The construction of the temple began in 1350. It lasted about 30 years, and its founder was the bishop of Wrocław, Przecław from Pogorzela. In the fifteenth century a two-span chapel of the Virgin Mary was added to the presbytery from the south. The tower was partially demolished in 1429, it was rebuilt in 1462. At that time, its upper storey was also created. In the sixteenth century, in fear of Turkish invasion, the church was rebuilt and fortified, giving it defensive functions. The roofs were transformed and the walls finished with attic. A round stone well was erected in the southern nave, in case of a long siege. The said construction works were carried out by the Italian architect Jakub Parr on the initiative of the then bishop of Wrocław, Jakub von Salza. In the 18th century, the rococo chapel of St. Roch was added to the north.

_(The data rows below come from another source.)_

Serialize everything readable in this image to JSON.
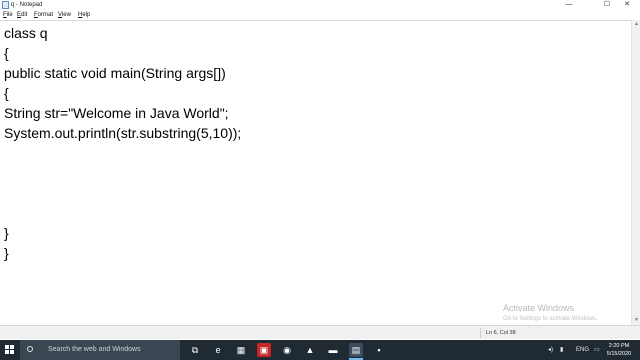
{
  "window": {
    "title": "q - Notepad",
    "controls": {
      "minimize": "—",
      "maximize": "☐",
      "close": "✕"
    }
  },
  "menu": {
    "items": [
      {
        "key": "F",
        "rest": "ile"
      },
      {
        "key": "E",
        "rest": "dit"
      },
      {
        "key": "F",
        "rest": "ormat"
      },
      {
        "key": "V",
        "rest": "iew"
      },
      {
        "key": "H",
        "rest": "elp"
      }
    ]
  },
  "editor": {
    "lines": [
      "class q",
      "{",
      "public static void main(String args[])",
      "{",
      "String str=\"Welcome in Java World\";",
      "System.out.println(str.substring(5,10));",
      "",
      "",
      "",
      "",
      "}",
      "}"
    ]
  },
  "status": {
    "position": "Ln 6, Col 38"
  },
  "watermark": {
    "title": "Activate Windows",
    "subtitle": "Go to Settings to activate Windows."
  },
  "taskbar": {
    "search_placeholder": "Search the web and Windows",
    "apps": [
      {
        "icon": "task-view-icon",
        "glyph": "⧉",
        "color": "#1f2a33"
      },
      {
        "icon": "edge-icon",
        "glyph": "e",
        "color": "#1f2a33"
      },
      {
        "icon": "store-icon",
        "glyph": "▦",
        "color": "#1f2a33"
      },
      {
        "icon": "pdf-icon",
        "glyph": "▣",
        "color": "#c62828"
      },
      {
        "icon": "firefox-icon",
        "glyph": "◉",
        "color": "#1f2a33"
      },
      {
        "icon": "vlc-icon",
        "glyph": "▲",
        "color": "#1f2a33"
      },
      {
        "icon": "file-explorer-icon",
        "glyph": "▬",
        "color": "#1f2a33"
      },
      {
        "icon": "notepad-icon",
        "glyph": "▤",
        "color": "#3a4c5e"
      },
      {
        "icon": "terminal-icon",
        "glyph": "▪",
        "color": "#1f2a33"
      }
    ],
    "language": "ENG",
    "time": "2:20 PM",
    "date": "5/15/2020"
  },
  "colors": {
    "taskbar": "#1f2a33",
    "search_box": "#3a4652",
    "accent": "#76b9ed"
  }
}
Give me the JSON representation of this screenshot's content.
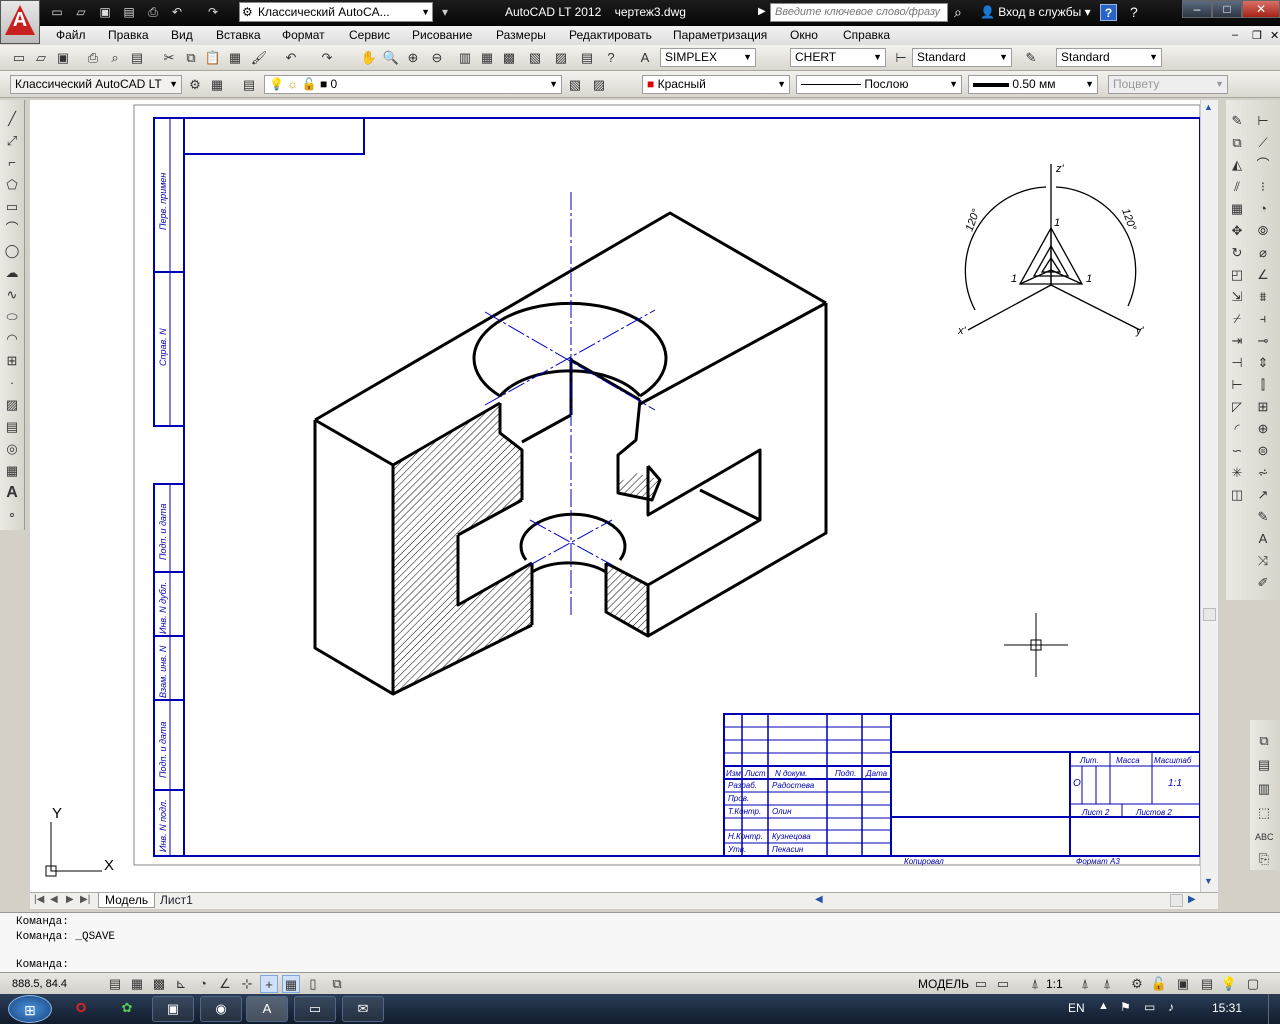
{
  "titlebar": {
    "workspace": "Классический AutoCA...",
    "app_name": "AutoCAD LT 2012",
    "file_name": "чертеж3.dwg",
    "search_placeholder": "Введите ключевое слово/фразу",
    "signin": "Вход в службы"
  },
  "menu": [
    "Файл",
    "Правка",
    "Вид",
    "Вставка",
    "Формат",
    "Сервис",
    "Рисование",
    "Размеры",
    "Редактировать",
    "Параметризация",
    "Окно",
    "Справка"
  ],
  "styles": {
    "text_style": "SIMPLEX",
    "text_font": "CHERT",
    "dim_style": "Standard",
    "table_style": "Standard"
  },
  "layers": {
    "workspace": "Классический AutoCAD LT",
    "layer": "0",
    "color": "Красный",
    "linetype": "Послою",
    "lineweight": "0.50 мм",
    "plotstyle": "Поцвету"
  },
  "drawing": {
    "side_labels": [
      "Перв. примен",
      "Справ. N",
      "Подп. и дата",
      "Инв. N дубл.",
      "Взам. инв. N",
      "Подп. и дата",
      "Инв. N подл."
    ],
    "axes": {
      "z": "z'",
      "x": "x'",
      "y": "y'",
      "angle_left": "120°",
      "angle_right": "120°",
      "one": "1"
    },
    "stamp": {
      "headers": [
        "Изм",
        "Лист",
        "N докум.",
        "Подп.",
        "Дата"
      ],
      "rows": [
        [
          "Разраб.",
          "Радостева"
        ],
        [
          "Пров.",
          ""
        ],
        [
          "Т.Контр.",
          "Олин"
        ],
        [
          "Н.Контр.",
          "Кузнецова"
        ],
        [
          "Утв.",
          "Пекасин"
        ]
      ],
      "lit": "Лит.",
      "mass": "Масса",
      "scale_hdr": "Масштаб",
      "scale": "1:1",
      "sheet": "Лист 2",
      "sheets": "Листов 2",
      "copied": "Копировал",
      "format": "Формат А3",
      "lit_val": "О"
    },
    "ucs_x": "X",
    "ucs_y": "Y"
  },
  "tabs": [
    "Модель",
    "Лист1"
  ],
  "command": {
    "line1": "Команда:",
    "line2": "Команда:  _QSAVE",
    "prompt": "Команда:"
  },
  "status": {
    "coords": "888.5, 84.4",
    "model": "МОДЕЛЬ",
    "scale": "1:1"
  },
  "taskbar": {
    "lang": "EN",
    "time": "15:31"
  },
  "colors": {
    "drawing_blue": "#0000b4",
    "layer_color": "#e00000"
  }
}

The church has a three-nave, two-span, hall structure, built on a square plan and a two-span presbytery closed seven-sided. At the presbytery from the south, there is a gothic St. Mary’s chapel and a sacristy with a high tower above it. Outside, the walls of the church have buttresses, between which there are pointed windows, with traceries of fish-blistery and four-leaf motifs. To the interior from the west leads a pointed gothic portal with archivolt, topped with a ogee arch with crockets and pinnacles.
The interior is divided with pointed arcades supported by octagonal pillars and a chancel arch separating the presbytery from the nave. The main nave is covered by stellar vault, the aisles have three-support, rib vaults, and in the presbytery and St. Mary chapel there are net vaults, rarely found in Silesia.
Kozaczewska H., Średniowieczne kościoły halowe na Śląsku, “Kwartalnik Architektury i Urbanistyki”, 1-4, Warszawa 2013.
Pilch J., Leksykon zabytków architektury Górnego Śląska, Warszawa 2008.